Thanks so much for the kind email. There is no doubt that last winter had a negative effect on the cows. It was the toughest winter we’ve had here in recent memory. That said, I thought the cows were in pretty good condition going into calving season..I would say they were 4-6’s with the 4’s being the older cows. I think by far the most important thing in preventing scours is bcs at time of calving and I really think ours was adequate…certainly not bad enough to see the kind of train wreck we had. At the end of the day, I think it was a combination of a lot of things with the 2 primary culprits being 1. The stress on the calf when it got left by its mother during a move and 2. The introduction of some purchased bred heifers/pairs a few weeks before we started calving. We can solve for problem number 2 by not introducing any outside animals that close to calving, but I have no idea how to solve for problem #1…we tried about everything this year with little success.

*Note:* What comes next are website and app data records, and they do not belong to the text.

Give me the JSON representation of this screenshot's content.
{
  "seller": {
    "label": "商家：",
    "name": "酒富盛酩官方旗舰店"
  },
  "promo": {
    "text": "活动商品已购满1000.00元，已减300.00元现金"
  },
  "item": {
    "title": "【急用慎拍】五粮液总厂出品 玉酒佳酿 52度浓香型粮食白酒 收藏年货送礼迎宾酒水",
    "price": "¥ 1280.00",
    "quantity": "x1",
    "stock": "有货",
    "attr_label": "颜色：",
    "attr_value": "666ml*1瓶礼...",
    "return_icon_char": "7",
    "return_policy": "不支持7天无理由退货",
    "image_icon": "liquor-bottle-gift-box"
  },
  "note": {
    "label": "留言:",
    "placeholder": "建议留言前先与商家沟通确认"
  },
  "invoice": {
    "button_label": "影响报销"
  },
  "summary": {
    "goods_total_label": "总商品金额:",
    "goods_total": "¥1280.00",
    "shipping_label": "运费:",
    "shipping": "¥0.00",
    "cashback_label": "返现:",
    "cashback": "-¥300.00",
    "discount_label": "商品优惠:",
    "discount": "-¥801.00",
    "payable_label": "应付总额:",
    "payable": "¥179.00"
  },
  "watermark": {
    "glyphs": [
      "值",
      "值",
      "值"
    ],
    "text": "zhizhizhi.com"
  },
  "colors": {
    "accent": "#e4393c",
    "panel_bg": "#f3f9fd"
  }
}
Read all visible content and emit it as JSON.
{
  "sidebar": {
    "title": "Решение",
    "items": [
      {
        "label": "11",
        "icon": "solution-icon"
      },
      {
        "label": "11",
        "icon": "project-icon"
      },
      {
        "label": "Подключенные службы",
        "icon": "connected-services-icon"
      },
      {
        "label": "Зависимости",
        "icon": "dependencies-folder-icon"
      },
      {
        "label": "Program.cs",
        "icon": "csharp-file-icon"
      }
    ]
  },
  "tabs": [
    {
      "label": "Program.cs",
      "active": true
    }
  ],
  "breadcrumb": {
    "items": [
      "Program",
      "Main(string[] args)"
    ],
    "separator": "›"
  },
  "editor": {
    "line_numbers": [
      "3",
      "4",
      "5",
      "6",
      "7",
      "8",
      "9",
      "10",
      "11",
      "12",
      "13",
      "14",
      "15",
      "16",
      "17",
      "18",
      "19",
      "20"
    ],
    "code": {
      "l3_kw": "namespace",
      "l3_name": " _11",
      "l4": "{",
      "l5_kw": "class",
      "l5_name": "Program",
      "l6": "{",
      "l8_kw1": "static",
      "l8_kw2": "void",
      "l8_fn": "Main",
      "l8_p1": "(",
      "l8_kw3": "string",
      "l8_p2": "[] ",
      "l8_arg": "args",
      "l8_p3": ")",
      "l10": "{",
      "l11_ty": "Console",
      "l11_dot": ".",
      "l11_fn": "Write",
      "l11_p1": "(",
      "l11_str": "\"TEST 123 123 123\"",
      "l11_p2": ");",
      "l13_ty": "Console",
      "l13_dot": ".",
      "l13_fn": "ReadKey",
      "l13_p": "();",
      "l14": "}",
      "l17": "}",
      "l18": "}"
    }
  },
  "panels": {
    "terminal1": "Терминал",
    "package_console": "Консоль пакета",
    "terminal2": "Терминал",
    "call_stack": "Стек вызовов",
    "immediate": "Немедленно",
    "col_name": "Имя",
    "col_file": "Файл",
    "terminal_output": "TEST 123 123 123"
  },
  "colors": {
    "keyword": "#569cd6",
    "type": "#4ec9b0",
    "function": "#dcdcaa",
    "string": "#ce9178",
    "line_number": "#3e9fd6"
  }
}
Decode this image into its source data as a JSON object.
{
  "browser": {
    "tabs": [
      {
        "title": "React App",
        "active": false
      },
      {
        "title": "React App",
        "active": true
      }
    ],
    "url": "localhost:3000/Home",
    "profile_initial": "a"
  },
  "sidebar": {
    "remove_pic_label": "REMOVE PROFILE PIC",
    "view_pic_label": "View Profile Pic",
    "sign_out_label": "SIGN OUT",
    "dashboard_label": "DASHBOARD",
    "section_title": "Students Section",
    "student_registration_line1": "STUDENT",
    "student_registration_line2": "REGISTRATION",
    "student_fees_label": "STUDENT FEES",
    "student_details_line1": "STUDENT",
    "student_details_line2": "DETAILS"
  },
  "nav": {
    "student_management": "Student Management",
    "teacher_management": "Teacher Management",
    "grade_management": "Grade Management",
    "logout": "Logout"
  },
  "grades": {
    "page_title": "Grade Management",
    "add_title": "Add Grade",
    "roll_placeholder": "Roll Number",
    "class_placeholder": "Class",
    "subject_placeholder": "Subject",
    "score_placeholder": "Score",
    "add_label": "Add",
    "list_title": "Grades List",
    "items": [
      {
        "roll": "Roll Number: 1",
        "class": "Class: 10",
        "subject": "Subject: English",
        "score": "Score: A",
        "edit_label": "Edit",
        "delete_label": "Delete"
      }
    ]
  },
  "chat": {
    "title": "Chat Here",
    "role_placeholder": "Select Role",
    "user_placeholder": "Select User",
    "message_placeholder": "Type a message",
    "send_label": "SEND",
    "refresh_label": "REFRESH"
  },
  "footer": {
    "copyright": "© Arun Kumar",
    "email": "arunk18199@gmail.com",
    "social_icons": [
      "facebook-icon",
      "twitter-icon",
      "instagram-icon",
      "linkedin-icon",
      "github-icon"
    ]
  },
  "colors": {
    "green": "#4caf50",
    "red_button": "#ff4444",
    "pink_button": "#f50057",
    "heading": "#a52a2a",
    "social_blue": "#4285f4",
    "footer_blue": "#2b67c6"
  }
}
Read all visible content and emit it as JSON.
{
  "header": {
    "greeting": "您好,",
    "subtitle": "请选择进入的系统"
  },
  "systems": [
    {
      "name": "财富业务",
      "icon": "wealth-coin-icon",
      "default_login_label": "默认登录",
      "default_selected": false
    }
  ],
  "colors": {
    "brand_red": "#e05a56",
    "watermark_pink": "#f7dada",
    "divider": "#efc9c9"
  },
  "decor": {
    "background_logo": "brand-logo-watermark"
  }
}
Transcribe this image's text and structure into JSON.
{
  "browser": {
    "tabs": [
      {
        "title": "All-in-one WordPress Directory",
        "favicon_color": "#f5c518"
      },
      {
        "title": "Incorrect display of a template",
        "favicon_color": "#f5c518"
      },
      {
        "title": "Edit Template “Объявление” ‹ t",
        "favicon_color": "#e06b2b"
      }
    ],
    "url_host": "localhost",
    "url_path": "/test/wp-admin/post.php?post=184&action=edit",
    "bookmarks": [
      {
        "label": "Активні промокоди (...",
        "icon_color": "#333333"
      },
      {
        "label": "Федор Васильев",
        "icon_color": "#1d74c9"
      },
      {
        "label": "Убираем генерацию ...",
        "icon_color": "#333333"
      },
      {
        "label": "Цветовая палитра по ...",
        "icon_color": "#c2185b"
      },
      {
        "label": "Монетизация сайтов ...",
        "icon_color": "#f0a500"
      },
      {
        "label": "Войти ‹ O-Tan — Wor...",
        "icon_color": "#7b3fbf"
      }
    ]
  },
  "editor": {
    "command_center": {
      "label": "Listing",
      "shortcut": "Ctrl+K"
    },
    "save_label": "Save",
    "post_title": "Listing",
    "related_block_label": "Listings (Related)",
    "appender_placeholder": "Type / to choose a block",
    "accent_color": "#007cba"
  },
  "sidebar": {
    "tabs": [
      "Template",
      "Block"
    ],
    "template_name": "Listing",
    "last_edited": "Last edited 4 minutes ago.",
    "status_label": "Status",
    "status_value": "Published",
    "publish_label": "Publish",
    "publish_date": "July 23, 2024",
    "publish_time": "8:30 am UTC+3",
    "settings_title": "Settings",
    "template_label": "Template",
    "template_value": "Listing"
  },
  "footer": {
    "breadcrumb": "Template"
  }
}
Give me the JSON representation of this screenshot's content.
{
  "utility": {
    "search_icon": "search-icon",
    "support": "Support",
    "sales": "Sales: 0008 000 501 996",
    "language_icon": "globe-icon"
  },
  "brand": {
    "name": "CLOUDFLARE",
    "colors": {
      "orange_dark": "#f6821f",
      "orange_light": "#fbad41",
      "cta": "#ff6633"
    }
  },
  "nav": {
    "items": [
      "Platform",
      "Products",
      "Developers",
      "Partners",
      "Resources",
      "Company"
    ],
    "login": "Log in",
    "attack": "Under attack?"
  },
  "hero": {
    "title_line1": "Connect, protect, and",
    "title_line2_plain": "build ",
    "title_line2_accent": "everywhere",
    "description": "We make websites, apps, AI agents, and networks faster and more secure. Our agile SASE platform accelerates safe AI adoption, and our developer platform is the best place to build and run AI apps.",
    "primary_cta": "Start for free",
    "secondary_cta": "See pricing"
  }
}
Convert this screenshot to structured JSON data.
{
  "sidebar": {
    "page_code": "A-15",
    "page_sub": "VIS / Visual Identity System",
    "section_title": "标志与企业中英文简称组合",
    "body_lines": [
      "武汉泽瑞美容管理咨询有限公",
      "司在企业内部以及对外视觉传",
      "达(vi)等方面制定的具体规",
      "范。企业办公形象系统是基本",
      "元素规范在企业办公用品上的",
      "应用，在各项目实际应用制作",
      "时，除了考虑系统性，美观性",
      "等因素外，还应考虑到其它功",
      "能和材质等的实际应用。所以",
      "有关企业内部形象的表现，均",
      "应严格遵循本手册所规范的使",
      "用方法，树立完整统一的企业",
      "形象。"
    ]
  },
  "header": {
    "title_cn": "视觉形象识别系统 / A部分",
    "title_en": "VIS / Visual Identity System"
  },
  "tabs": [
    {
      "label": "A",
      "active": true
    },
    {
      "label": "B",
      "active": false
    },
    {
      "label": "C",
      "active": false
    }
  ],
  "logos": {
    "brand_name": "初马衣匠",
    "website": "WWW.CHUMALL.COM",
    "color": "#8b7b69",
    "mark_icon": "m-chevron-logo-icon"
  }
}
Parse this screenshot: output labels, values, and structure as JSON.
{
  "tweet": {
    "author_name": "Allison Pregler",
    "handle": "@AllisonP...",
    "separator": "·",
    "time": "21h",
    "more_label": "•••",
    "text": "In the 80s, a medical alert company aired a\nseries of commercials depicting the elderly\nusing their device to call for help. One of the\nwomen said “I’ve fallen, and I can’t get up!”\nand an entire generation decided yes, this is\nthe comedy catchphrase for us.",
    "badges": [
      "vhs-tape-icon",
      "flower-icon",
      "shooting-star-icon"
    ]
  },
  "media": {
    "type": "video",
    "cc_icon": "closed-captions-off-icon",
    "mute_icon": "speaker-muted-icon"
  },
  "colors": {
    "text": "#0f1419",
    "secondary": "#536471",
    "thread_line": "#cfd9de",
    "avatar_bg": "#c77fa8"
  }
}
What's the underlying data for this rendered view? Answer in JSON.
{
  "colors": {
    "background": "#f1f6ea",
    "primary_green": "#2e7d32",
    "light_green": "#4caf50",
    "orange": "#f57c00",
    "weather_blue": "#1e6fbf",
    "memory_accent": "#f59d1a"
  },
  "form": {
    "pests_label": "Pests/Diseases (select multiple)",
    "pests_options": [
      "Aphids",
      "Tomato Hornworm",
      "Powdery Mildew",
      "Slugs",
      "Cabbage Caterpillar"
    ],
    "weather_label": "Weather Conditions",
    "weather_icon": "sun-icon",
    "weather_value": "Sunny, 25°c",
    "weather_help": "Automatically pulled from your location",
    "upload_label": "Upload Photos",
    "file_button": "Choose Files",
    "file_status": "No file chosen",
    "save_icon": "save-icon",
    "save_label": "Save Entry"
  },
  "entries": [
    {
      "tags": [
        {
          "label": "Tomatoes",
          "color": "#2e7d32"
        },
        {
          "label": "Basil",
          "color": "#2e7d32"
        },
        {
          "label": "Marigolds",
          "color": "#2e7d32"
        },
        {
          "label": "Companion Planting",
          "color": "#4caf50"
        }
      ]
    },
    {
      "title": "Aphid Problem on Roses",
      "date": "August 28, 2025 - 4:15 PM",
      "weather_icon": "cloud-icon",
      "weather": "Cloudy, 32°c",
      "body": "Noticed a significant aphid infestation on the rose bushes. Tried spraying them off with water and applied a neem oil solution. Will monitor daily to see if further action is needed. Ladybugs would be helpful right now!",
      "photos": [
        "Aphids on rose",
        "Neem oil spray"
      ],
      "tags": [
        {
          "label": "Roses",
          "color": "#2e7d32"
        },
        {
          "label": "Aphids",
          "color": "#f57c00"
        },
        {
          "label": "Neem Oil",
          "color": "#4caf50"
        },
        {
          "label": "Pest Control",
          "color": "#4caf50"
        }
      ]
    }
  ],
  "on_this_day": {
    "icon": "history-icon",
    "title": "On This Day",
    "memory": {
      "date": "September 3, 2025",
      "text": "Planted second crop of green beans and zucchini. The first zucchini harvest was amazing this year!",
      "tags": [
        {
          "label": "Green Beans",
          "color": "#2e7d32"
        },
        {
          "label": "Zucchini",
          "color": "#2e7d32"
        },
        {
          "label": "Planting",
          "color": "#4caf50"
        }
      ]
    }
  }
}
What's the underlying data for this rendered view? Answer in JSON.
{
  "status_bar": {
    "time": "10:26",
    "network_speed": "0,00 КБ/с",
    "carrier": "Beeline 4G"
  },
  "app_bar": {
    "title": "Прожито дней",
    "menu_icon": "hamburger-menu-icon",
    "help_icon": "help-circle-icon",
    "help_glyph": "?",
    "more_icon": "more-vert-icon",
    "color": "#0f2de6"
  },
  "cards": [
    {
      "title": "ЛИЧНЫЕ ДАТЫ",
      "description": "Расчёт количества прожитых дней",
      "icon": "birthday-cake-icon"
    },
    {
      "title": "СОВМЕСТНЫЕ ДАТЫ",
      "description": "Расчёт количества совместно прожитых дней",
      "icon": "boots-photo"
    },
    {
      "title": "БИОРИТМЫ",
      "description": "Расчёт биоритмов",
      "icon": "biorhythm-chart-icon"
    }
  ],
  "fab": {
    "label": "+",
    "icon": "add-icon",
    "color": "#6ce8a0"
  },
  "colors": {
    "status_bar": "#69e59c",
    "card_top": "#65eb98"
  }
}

Mob grazing will definitely separate the weak…our weak cows just fell over dead…I’m a little embarrassed to say that, but it happened. We had a few cows that really didn’t look that poor that just gave up…we blamed some of that on the origin of the cows (Wyoming/SD) and the fact that they are relatively straight bred angus, but the mob grazing certainly hastened things. The interesting thing was that we had more grass this past 12 months than we’ve ever had. The cattle were never hungry. I think the strong cattle simply got the best groceries, the weak got enough to eat, but it wasn’t the most nutritious. I’m very comfortable with the way we graze a pasture, which is probably around 60-70% utilization, 30-40% trompage. Not saying Greg is wrong, we just do it differently. I don’t worry much about ragweed…there’s always a time of year during the mob grazing season that hits that ragweed just right and it goes crazy. It doesn’t bother me a bit, our cattle graze it all down the next time thru. I don’t see weeds, I see forage.
To conclude, keep tinkering with your mob grazing until you get to a situation that works for you. Everyone has different challenges and different goals. And while I am moving to stockers next year, I still believe a person can mob graze a cow herd, it’s just a hell of a lot harder than mob grazing stockers. Two years ago I could move 800 head of stockers in 6 minutes. I would spend 15-30 minutes building fence and 5-10 minutes moving stockers and I would go eat breakfast at 7:00 am wondering what the hell I was going to do the rest of the day. With the cows, my ranch manager and I worked some days from sun up to sun down chasing sick calves and trying to get the cow herd in one bunch for most of the calving season….I still have nightmares. And I think stockers do a much better job of “mob grazing” than the cows do. So my mind is pretty well made up. There’s not much to report on the blog during the winter…we should have more than enough stockpile to get us thru the winter which means another winter of feeding ZERO bales of hay. It’s nice to say that knowing we are running over 50% more cows this year than we were 3 years ago.
Thanks again for the email,